*Problem to solve*
A faithful copy of all the data is required; pictures should not be included.

*Material for this task*
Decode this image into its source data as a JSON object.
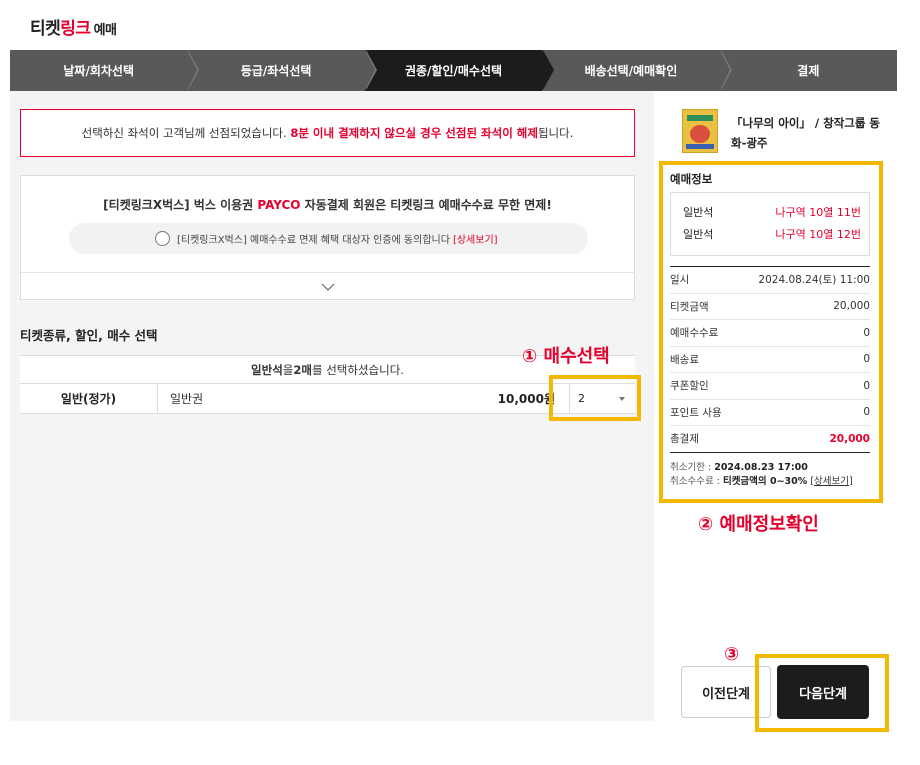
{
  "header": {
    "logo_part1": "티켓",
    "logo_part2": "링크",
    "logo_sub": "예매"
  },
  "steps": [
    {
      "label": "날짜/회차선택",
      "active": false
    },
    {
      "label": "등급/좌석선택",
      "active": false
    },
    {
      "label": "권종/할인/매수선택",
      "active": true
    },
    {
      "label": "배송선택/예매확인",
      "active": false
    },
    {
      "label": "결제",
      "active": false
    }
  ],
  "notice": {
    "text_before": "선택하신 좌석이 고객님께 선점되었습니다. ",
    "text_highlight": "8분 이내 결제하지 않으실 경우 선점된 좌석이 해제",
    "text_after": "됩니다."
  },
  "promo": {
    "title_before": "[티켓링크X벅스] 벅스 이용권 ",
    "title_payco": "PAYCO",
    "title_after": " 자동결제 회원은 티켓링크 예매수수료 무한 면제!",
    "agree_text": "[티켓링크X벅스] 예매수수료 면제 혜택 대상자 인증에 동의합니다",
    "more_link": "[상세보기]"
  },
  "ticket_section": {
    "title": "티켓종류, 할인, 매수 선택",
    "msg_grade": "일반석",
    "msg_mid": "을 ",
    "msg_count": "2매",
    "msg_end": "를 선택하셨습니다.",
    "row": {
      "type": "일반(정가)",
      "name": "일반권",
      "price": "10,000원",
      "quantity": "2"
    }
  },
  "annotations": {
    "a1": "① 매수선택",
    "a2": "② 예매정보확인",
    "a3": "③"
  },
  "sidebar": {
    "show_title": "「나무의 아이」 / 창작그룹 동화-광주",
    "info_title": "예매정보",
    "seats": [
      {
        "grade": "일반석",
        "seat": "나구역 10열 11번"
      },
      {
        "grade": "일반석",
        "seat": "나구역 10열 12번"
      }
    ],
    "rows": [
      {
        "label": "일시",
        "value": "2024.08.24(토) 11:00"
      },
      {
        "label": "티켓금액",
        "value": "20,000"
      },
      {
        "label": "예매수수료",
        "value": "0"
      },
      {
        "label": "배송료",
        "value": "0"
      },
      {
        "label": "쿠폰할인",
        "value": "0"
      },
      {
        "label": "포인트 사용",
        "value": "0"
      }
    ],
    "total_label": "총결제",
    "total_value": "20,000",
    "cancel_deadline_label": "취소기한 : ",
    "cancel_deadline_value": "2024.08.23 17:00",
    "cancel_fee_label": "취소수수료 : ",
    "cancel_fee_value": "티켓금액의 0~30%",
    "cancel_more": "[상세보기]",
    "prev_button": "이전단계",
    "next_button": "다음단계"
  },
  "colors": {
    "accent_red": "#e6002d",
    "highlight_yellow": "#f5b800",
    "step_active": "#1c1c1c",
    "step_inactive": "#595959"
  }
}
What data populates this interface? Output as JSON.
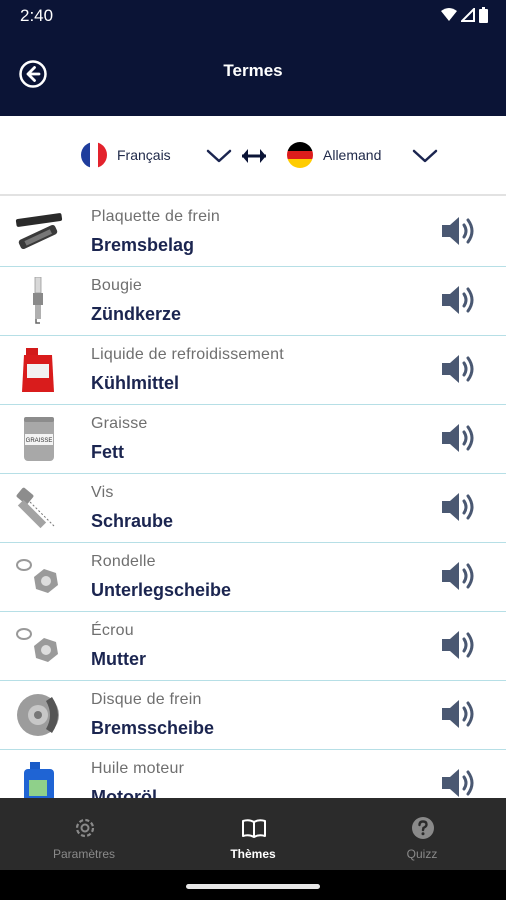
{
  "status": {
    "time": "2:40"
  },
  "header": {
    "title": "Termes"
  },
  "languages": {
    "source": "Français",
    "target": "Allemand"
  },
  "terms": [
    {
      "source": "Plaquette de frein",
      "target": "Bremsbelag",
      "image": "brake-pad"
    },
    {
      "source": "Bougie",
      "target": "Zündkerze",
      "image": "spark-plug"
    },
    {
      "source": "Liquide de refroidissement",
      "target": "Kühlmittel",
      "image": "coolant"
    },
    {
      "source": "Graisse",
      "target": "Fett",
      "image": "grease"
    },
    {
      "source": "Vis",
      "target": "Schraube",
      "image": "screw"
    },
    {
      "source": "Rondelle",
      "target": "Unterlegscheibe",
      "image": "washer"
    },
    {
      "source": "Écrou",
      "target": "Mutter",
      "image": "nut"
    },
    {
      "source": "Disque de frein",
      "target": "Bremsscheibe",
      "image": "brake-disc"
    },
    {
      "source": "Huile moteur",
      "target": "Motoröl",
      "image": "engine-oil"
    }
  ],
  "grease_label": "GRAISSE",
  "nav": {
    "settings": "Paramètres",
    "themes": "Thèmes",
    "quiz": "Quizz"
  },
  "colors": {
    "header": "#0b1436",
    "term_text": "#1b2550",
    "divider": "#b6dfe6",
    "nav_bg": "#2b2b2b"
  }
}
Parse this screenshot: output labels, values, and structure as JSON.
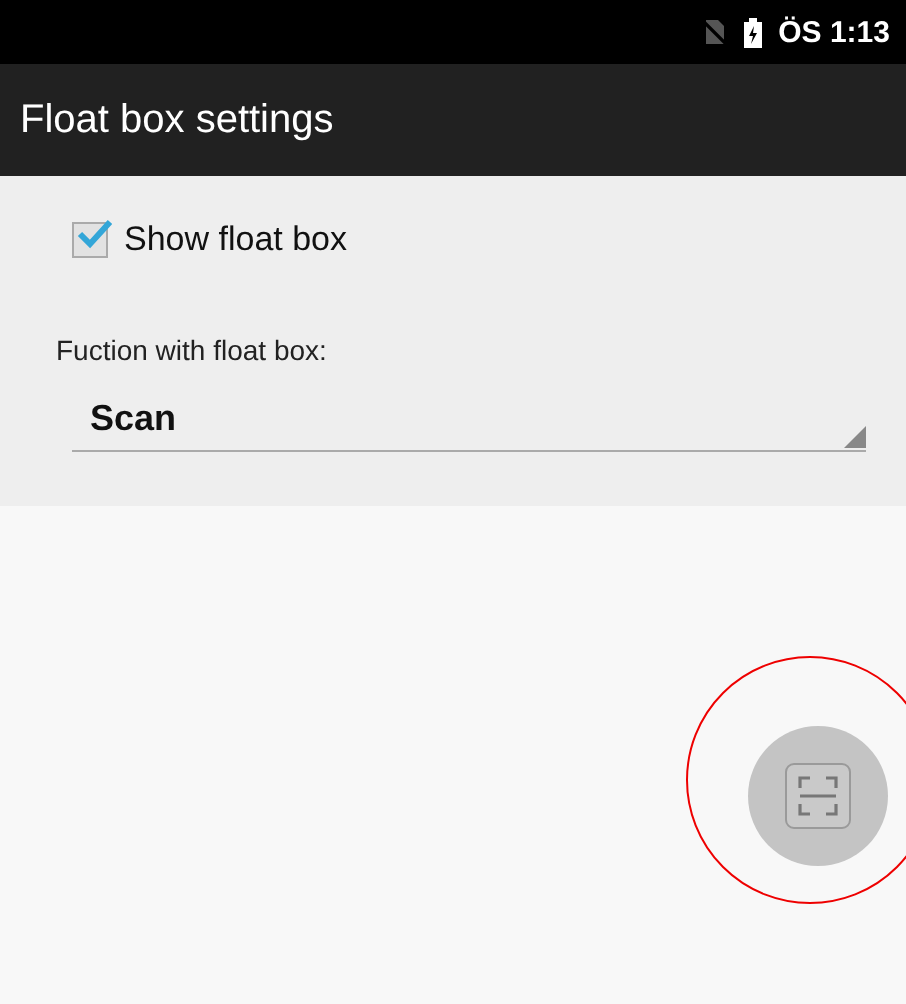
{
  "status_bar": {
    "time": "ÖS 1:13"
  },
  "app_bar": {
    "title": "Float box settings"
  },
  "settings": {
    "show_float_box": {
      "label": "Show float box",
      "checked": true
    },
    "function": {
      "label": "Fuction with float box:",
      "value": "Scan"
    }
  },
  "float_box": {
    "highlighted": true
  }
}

*Solved problem*
Decode this image into its source data as a JSON object.
{
  "header": {
    "logo_part1": "티켓",
    "logo_part2": "링크",
    "logo_sub": "예매"
  },
  "steps": [
    {
      "label": "날짜/회차선택",
      "active": false
    },
    {
      "label": "등급/좌석선택",
      "active": false
    },
    {
      "label": "권종/할인/매수선택",
      "active": true
    },
    {
      "label": "배송선택/예매확인",
      "active": false
    },
    {
      "label": "결제",
      "active": false
    }
  ],
  "notice": {
    "text_before": "선택하신 좌석이 고객님께 선점되었습니다. ",
    "text_highlight": "8분 이내 결제하지 않으실 경우 선점된 좌석이 해제",
    "text_after": "됩니다."
  },
  "promo": {
    "title_before": "[티켓링크X벅스] 벅스 이용권 ",
    "title_payco": "PAYCO",
    "title_after": " 자동결제 회원은 티켓링크 예매수수료 무한 면제!",
    "agree_text": "[티켓링크X벅스] 예매수수료 면제 혜택 대상자 인증에 동의합니다",
    "more_link": "[상세보기]"
  },
  "ticket_section": {
    "title": "티켓종류, 할인, 매수 선택",
    "msg_grade": "일반석",
    "msg_mid": "을 ",
    "msg_count": "2매",
    "msg_end": "를 선택하셨습니다.",
    "row": {
      "type": "일반(정가)",
      "name": "일반권",
      "price": "10,000원",
      "quantity": "2"
    }
  },
  "annotations": {
    "a1": "① 매수선택",
    "a2": "② 예매정보확인",
    "a3": "③"
  },
  "sidebar": {
    "show_title": "「나무의 아이」 / 창작그룹 동화-광주",
    "info_title": "예매정보",
    "seats": [
      {
        "grade": "일반석",
        "seat": "나구역 10열 11번"
      },
      {
        "grade": "일반석",
        "seat": "나구역 10열 12번"
      }
    ],
    "rows": [
      {
        "label": "일시",
        "value": "2024.08.24(토) 11:00"
      },
      {
        "label": "티켓금액",
        "value": "20,000"
      },
      {
        "label": "예매수수료",
        "value": "0"
      },
      {
        "label": "배송료",
        "value": "0"
      },
      {
        "label": "쿠폰할인",
        "value": "0"
      },
      {
        "label": "포인트 사용",
        "value": "0"
      }
    ],
    "total_label": "총결제",
    "total_value": "20,000",
    "cancel_deadline_label": "취소기한 : ",
    "cancel_deadline_value": "2024.08.23 17:00",
    "cancel_fee_label": "취소수수료 : ",
    "cancel_fee_value": "티켓금액의 0~30%",
    "cancel_more": "[상세보기]",
    "prev_button": "이전단계",
    "next_button": "다음단계"
  },
  "colors": {
    "accent_red": "#e6002d",
    "highlight_yellow": "#f5b800",
    "step_active": "#1c1c1c",
    "step_inactive": "#595959"
  }
}
What data populates this interface? Output as JSON.
{
  "status": {
    "time": "2:40"
  },
  "header": {
    "title": "Termes"
  },
  "languages": {
    "source": "Français",
    "target": "Allemand"
  },
  "terms": [
    {
      "source": "Plaquette de frein",
      "target": "Bremsbelag",
      "image": "brake-pad"
    },
    {
      "source": "Bougie",
      "target": "Zündkerze",
      "image": "spark-plug"
    },
    {
      "source": "Liquide de refroidissement",
      "target": "Kühlmittel",
      "image": "coolant"
    },
    {
      "source": "Graisse",
      "target": "Fett",
      "image": "grease"
    },
    {
      "source": "Vis",
      "target": "Schraube",
      "image": "screw"
    },
    {
      "source": "Rondelle",
      "target": "Unterlegscheibe",
      "image": "washer"
    },
    {
      "source": "Écrou",
      "target": "Mutter",
      "image": "nut"
    },
    {
      "source": "Disque de frein",
      "target": "Bremsscheibe",
      "image": "brake-disc"
    },
    {
      "source": "Huile moteur",
      "target": "Motoröl",
      "image": "engine-oil"
    }
  ],
  "grease_label": "GRAISSE",
  "nav": {
    "settings": "Paramètres",
    "themes": "Thèmes",
    "quiz": "Quizz"
  },
  "colors": {
    "header": "#0b1436",
    "term_text": "#1b2550",
    "divider": "#b6dfe6",
    "nav_bg": "#2b2b2b"
  }
}
Parse this screenshot: output labels, values, and structure as JSON.
{
  "status_bar": {
    "time": "ÖS 1:13"
  },
  "app_bar": {
    "title": "Float box settings"
  },
  "settings": {
    "show_float_box": {
      "label": "Show float box",
      "checked": true
    },
    "function": {
      "label": "Fuction with float box:",
      "value": "Scan"
    }
  },
  "float_box": {
    "highlighted": true
  }
}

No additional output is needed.